→ **What the exercise asks**:
Output every line below without omitting or altering anything.

→ **Records to use**:

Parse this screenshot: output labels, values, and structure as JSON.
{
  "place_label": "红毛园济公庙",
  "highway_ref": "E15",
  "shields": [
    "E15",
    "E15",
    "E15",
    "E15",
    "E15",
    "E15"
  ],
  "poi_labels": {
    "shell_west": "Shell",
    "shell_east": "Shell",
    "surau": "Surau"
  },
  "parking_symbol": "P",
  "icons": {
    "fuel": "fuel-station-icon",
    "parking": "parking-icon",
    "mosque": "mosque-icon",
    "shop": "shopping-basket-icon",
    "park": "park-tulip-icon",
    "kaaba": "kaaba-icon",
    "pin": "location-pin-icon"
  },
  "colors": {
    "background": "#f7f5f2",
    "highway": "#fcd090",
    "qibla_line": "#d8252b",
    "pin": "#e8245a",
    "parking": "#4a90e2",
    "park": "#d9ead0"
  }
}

→ **Exercise output**:
Parse this screenshot: output labels, values, and structure as JSON.
{
  "place_label": "红毛园济公庙",
  "highway_ref": "E15",
  "shields": [
    "E15",
    "E15",
    "E15",
    "E15",
    "E15",
    "E15"
  ],
  "poi_labels": {
    "shell_west": "Shell",
    "shell_east": "Shell",
    "surau": "Surau"
  },
  "parking_symbol": "P",
  "icons": {
    "fuel": "fuel-station-icon",
    "parking": "parking-icon",
    "mosque": "mosque-icon",
    "shop": "shopping-basket-icon",
    "park": "park-tulip-icon",
    "kaaba": "kaaba-icon",
    "pin": "location-pin-icon"
  },
  "colors": {
    "background": "#f7f5f2",
    "highway": "#fcd090",
    "qibla_line": "#d8252b",
    "pin": "#e8245a",
    "parking": "#4a90e2",
    "park": "#d9ead0"
  }
}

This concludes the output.